Data to examine:
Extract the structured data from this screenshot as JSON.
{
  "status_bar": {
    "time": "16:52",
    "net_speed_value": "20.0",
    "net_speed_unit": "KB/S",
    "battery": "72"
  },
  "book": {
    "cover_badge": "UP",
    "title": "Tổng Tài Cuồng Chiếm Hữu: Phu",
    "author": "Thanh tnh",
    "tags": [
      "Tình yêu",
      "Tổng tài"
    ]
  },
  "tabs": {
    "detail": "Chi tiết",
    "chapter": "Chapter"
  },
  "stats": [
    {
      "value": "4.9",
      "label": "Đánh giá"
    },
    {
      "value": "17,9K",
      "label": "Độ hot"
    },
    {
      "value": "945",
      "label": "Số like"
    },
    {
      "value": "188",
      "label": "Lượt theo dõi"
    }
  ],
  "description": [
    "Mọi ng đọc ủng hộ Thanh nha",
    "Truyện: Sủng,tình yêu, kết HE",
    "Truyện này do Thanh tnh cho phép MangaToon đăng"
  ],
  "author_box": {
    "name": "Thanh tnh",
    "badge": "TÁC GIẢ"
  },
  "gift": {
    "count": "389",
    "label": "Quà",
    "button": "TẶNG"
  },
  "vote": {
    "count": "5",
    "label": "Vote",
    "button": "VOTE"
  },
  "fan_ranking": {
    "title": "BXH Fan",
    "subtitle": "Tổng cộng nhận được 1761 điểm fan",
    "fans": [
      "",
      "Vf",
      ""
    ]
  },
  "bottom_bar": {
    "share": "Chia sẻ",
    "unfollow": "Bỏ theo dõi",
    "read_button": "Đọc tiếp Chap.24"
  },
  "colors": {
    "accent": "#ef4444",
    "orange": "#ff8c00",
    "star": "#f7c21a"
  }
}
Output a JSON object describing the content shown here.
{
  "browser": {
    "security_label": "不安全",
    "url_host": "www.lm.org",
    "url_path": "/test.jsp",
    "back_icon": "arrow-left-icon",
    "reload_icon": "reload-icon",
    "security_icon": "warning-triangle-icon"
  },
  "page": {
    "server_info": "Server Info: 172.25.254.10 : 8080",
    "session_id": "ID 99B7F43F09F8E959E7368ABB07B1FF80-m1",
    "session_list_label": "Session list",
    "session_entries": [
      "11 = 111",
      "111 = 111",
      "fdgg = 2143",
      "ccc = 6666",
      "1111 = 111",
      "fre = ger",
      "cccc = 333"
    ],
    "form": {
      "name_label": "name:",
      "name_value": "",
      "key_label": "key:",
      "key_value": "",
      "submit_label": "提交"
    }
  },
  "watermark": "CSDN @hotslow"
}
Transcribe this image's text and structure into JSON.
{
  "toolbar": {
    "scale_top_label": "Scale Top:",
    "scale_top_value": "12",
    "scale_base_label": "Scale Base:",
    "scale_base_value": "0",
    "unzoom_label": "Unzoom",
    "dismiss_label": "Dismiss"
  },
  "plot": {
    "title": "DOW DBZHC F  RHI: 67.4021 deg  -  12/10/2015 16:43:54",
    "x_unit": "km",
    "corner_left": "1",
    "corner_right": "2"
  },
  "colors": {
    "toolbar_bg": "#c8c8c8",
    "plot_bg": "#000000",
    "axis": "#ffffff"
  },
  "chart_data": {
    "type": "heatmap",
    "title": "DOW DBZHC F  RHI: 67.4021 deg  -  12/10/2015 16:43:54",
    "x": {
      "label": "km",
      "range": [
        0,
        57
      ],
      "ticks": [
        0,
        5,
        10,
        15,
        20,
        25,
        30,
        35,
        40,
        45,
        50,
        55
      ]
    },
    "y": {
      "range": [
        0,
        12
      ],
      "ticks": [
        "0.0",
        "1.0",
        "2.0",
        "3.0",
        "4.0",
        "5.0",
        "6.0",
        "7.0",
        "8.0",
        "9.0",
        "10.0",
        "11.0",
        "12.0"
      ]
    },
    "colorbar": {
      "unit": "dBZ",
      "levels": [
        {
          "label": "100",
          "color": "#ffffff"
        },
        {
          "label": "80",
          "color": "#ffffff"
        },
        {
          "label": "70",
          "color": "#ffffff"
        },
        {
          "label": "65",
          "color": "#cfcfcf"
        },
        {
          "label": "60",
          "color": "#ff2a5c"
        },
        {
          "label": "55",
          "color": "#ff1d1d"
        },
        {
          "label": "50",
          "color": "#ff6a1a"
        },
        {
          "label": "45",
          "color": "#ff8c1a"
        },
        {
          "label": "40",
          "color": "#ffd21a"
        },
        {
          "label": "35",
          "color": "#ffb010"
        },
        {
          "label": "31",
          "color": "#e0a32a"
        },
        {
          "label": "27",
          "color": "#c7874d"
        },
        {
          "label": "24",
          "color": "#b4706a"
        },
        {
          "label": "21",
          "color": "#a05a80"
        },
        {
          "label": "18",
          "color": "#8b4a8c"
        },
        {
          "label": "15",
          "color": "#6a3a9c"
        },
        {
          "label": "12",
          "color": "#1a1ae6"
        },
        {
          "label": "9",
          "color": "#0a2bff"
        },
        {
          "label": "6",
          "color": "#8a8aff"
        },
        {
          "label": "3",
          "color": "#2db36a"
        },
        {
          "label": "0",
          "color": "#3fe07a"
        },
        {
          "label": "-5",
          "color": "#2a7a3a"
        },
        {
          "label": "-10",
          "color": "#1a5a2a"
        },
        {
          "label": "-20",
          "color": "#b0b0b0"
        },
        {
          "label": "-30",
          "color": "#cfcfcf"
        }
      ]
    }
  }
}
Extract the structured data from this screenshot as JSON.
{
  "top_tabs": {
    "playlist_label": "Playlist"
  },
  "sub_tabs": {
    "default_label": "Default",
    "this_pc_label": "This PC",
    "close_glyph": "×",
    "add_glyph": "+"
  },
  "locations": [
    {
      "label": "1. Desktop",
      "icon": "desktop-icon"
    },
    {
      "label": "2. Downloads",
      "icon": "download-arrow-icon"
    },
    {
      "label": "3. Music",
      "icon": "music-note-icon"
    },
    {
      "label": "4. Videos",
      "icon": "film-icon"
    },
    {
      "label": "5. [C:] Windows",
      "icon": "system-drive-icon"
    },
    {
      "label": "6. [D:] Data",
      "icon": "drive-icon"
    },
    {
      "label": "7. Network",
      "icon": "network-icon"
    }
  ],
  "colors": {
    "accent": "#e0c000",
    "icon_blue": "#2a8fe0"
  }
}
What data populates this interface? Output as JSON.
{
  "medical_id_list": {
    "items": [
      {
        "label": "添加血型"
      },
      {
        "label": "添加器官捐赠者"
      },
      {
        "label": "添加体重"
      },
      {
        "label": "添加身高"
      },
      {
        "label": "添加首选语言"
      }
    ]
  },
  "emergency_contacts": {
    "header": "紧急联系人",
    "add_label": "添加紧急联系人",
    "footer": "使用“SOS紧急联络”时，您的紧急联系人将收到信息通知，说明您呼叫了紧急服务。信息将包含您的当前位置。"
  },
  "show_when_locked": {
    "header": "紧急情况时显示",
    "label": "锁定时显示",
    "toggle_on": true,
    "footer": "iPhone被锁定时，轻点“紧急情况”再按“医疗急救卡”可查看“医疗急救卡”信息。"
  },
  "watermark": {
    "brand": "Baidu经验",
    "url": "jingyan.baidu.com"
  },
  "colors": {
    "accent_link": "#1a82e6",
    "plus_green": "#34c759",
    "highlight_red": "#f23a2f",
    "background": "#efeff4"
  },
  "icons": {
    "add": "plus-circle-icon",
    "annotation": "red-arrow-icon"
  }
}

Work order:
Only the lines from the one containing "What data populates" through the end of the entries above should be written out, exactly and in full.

Answer section:
What data populates this interface? Output as JSON.
{
  "medical_id_list": {
    "items": [
      {
        "label": "添加血型"
      },
      {
        "label": "添加器官捐赠者"
      },
      {
        "label": "添加体重"
      },
      {
        "label": "添加身高"
      },
      {
        "label": "添加首选语言"
      }
    ]
  },
  "emergency_contacts": {
    "header": "紧急联系人",
    "add_label": "添加紧急联系人",
    "footer": "使用“SOS紧急联络”时，您的紧急联系人将收到信息通知，说明您呼叫了紧急服务。信息将包含您的当前位置。"
  },
  "show_when_locked": {
    "header": "紧急情况时显示",
    "label": "锁定时显示",
    "toggle_on": true,
    "footer": "iPhone被锁定时，轻点“紧急情况”再按“医疗急救卡”可查看“医疗急救卡”信息。"
  },
  "watermark": {
    "brand": "Baidu经验",
    "url": "jingyan.baidu.com"
  },
  "colors": {
    "accent_link": "#1a82e6",
    "plus_green": "#34c759",
    "highlight_red": "#f23a2f",
    "background": "#efeff4"
  },
  "icons": {
    "add": "plus-circle-icon",
    "annotation": "red-arrow-icon"
  }
}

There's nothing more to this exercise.